Pat—It’s kinda difficult to communicate just just how hefty the apparatus had been in those days and exactly how much of it there was clearly to accomplish any such thing. It had been simply enormous. Also it’s additionally difficult to communicate just how restricted the offerings had been on television. The thought of seeing a musical organization from downtown on television, it had been astounding.
Emily—It ended up being pre-MTV.
Pat—Yeah, MTV started like ’81. Therefore, you understand?
Emily—We worked in cable tv so we knew it absolutely was coming, however it had been therefore perhaps not here yet. I mean, early times of cable nyc, that which was taking place in ny ended up being just occurring in, like, a few other towns and cities where they actually had regional access and these were literally wiring up the city building because they build. Like searching holes and wiring up specific structures. It had been actually Cowboys and Indians.
Pat—It took us years before we also started using it inside our building. We’d need certainly to head to, there is a bar called Paul’s Lounge on 11th Street and third Avenue, as soon as we began doing our show Nightclubbing, that’s where individuals would head to view it. You realize, a lot of people didn’t have cable downtown.
They wired top of the East Side. They wired the top of Western Side. But Lower Manhattan, Lower East Side, have you been joking me personally?
Emily—we had been off Houston Street like down Orchard like one, two, three structures down. We had been final because there wasn’t large amount of earnings here. And most likely a complete great deal of people that would default on the bills and stuff.

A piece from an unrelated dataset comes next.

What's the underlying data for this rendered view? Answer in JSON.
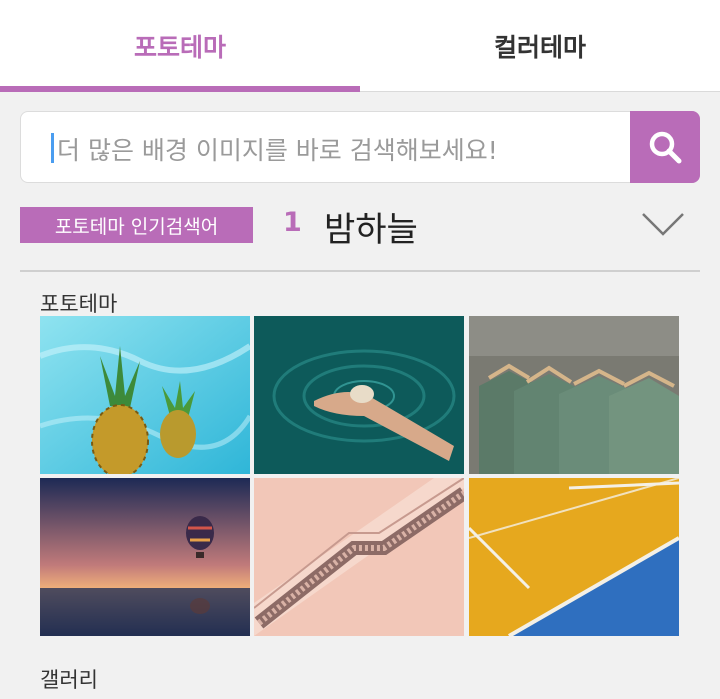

Pat—You understand, Lower East Side, the cops wouldn’t come; the Fire Department would hardly come.
Emily—The trash could be found actually erratically in those days in the late ’70s.
Buttons gathered by Pat Ivers and Emily Armstrong.
Pat—Again, it is difficult to communicate just how much of an area—
Emily—You see these photos of those abandoned lots. Every wall that is single graffiti. It had been actually like this. That’s not only one make of image they chosen. It had been actually like this. You can walk for obstructs also it would seem like that. And also you wouldn’t walk. I happened to be afraid to walk down Avenue A. We stuck to 1st Avenue, 2nd Avenue. But, you realize, as the Lower Side was such a place that is nasty flats had been really, actually inexpensive. My apartment that is first was66 per month. Once I relocated to Orchard Street—because we came across my boyfriend then, my husband now—he resided on Orchard Street in this building that were renovated into the ’20s, so that it had, like, genuine restrooms and things like that. I recall fretting it and thinking ‘how am I going to cover $140 in lease.’
Everyone we knew had low priced apartments. Individuals lived in crazy commercial structures with one sink. It had been amazing. Individuals didn’t need to work a great deal. You might have a part-time task. Bands had rehearsal areas, reasonably priced.
Pat—It’s an argument that is real the yearly wage that Andrew Yang is dealing with. It provides individuals a opportunity to be imaginative. Laughs
Emily—And everyone ended up being super thin cause we couldn’t have that much food. Laughs we’d several things not a large amount of things.
Pat—We wandered every-where.
Emily—Being a new individual now, working with these actually high rents and material, we didn’t have that issue. And now we would head to, like, art spaces to obtain wine that is free consume cheese and things like that. There was once this place that is irish 23rd Street which had these steamer trays out in the exact middle of the room. There’d be hors d’oeuvres that are free. We went hour that is happy. It’d be, like bad meatballs and material. I became referring to that with my husband: ‘That is my supper.’ Things had been cheaper and also as outcome, life ended up being cheaper. You’re simply available to you.